The creative process that happens behind-the-scenes of a photograph can be almost as beautiful as the final end product. Those first thoughts, notes, sketches and test shots tell a whole story by themselves and are a joy to look at. This article will discuss three books on (photographers’) sketchbooks or visual journals.
Creative process and visual journals
Last week, I wrote about how titles can enhance people’s appreciation for your photography. Similarly, I believe that seeing a photographer’s visual sketchbook or journal with their behind the scenes processes can do the same. It can enrich your knowledge on the photographer’s work and ideas and thus heighten your appreciation for their finished end products.
Even without seeing the final end product, however, looking at these visual journals can be a very enjoyable activity in itself. It is fascinating to see how people are working on their own creative processes, in their own unique way.
Seeing how other people conceptualise their projects, build from their ideas and work through them is a valuable learning school. Compared to specific techniques or finished photographs, this aspect seems to be less often documented on the internet or in photography courses.
Therefore, in this article, I am sharing three books that show these behind-the-scenes processes and can inspire you to start your own visual journal, sketchbook or photography playbook.
Sketchbooks: The hidden art of designers, illustrators and creatives
Sketchbooks: The hidden art of designers, illustrators and creatives is the first general book I bought on this subject.
I went through a period of visual journaling before getting interested in photography. I still own a box with books filled with snapshot pictures, articles, quotes, texts, drawings and paint.
During that time, I got this book highlighting sketchbook creations by designers, illustrators and other creatives. The book shows spreads out of different sketchbooks from a total of 41 creatives. Accompanying the visual material is a short bio of the artist and their personal thoughts on the subject of sketchbooks.
Some use collages, others keep it simple using only a black pen, some are wildly colourful and playful, others stick to a minimalist look. Amazing how many different end results can come out of a simple blank page in a notebook.
Arja Hyytiäinen – Cahiers 2002-2011
While the first book was about creative people in general, the second book comes from one specific photographer: Arja Hyytiäinen.

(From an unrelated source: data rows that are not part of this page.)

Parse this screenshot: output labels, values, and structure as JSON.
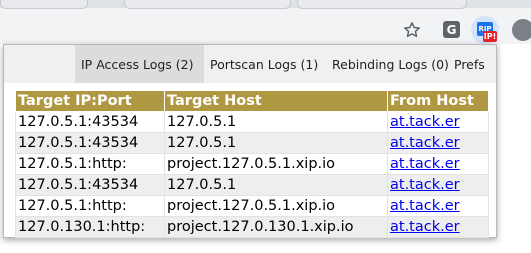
{
  "toolbar": {
    "bookmark_icon": "star-outline-icon",
    "extensions": [
      {
        "icon": "grammarly-icon",
        "label": "G"
      },
      {
        "icon": "ripe-ip-extension-icon",
        "label": "RIP",
        "badge": "IP!"
      }
    ],
    "profile_icon": "profile-avatar-icon"
  },
  "tabs": [
    {
      "label": "IP Access Logs (2)",
      "active": true
    },
    {
      "label": "Portscan Logs (1)",
      "active": false
    },
    {
      "label": "Rebinding Logs (0)",
      "active": false
    },
    {
      "label": "Prefs",
      "active": false
    }
  ],
  "table": {
    "headers": [
      "Target IP:Port",
      "Target Host",
      "From Host"
    ],
    "rows": [
      [
        "127.0.5.1:43534",
        "127.0.5.1",
        "at.tack.er"
      ],
      [
        "127.0.5.1:43534",
        "127.0.5.1",
        "at.tack.er"
      ],
      [
        "127.0.5.1:http:",
        "project.127.0.5.1.xip.io",
        "at.tack.er"
      ],
      [
        "127.0.5.1:43534",
        "127.0.5.1",
        "at.tack.er"
      ],
      [
        "127.0.5.1:http:",
        "project.127.0.5.1.xip.io",
        "at.tack.er"
      ],
      [
        "127.0.130.1:http:",
        "project.127.0.130.1.xip.io",
        "at.tack.er"
      ]
    ]
  },
  "colors": {
    "header_bg": "#b09843",
    "header_text": "#ffffff",
    "link": "#0000ee",
    "active_tab_bg": "#dcdcdc",
    "tabs_bg": "#f0f0f0"
  }
}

In the spring of 2014, I went on a train trip through some European countries. I brought a small analog camera with me to collect memories. At that time, I didn’t know anything about art photography, hadn’t followed any courses etc. In one of my last stops, beautiful Ljubljana, I walked into a photography gallery and had a look at the books.
There, I got intrigued by a small booklet by Finnish photographer Arja Hyytiäinen titles Cahiers 2002-2011. On the backside: the following quote:
I want to document the fragments, the inner visions. Images that haut and save. Hands carrying fava beans as corpses. An image as a whisper. Timelessness as the measure. Fictional and self experienced.
Inside the book, a beautiful chaos of thoughts, plans, memories and random words were written down in Finish or English, accompanied by drawings, sketches and photographs.
For some reason, this small intimate visual documentation of a stranger’s life and creations moved me more than all the other photobooks. So this collection of Arja Hyytiäinen’s visual journal pages was the first ‘photobook’ I bought.
Finally, the latest addition to my sketchbook books collection came later, when I had already found my passion in photography and others became aware of that. For my birthday two years ago, I received a big book called Photographers’ sketchbooks.
The set-up is similar to the sketchbooks book, but now the focus was on photographers. How do photographers conceptualise their projects or sketch their visual ideas? A total of 43 photographers and their visual behind the scenes processes found their way to the book, resulting in 319 pages including as much as 520 illustrations.
Among them, some names were familiar to me, such as Saul leiter, Visiane Sasse, Alec Soth and Daisuke Yokota. Others, such as Naoya Hatakeyama and Eric William Carroll, I didn’t know, but I found myself very inspired looking at their projects.
This book is still very inspirational to me. Every time I flip through it, I notice new aspects or photographers I overlooked before. Every time I get inspired again.
I hope you enjoyed getting a glimpse of these books. Do you own your own visual journal, sketchbook or logbook? If not, it might be time to start one and see what kind of new visual journeys will follow.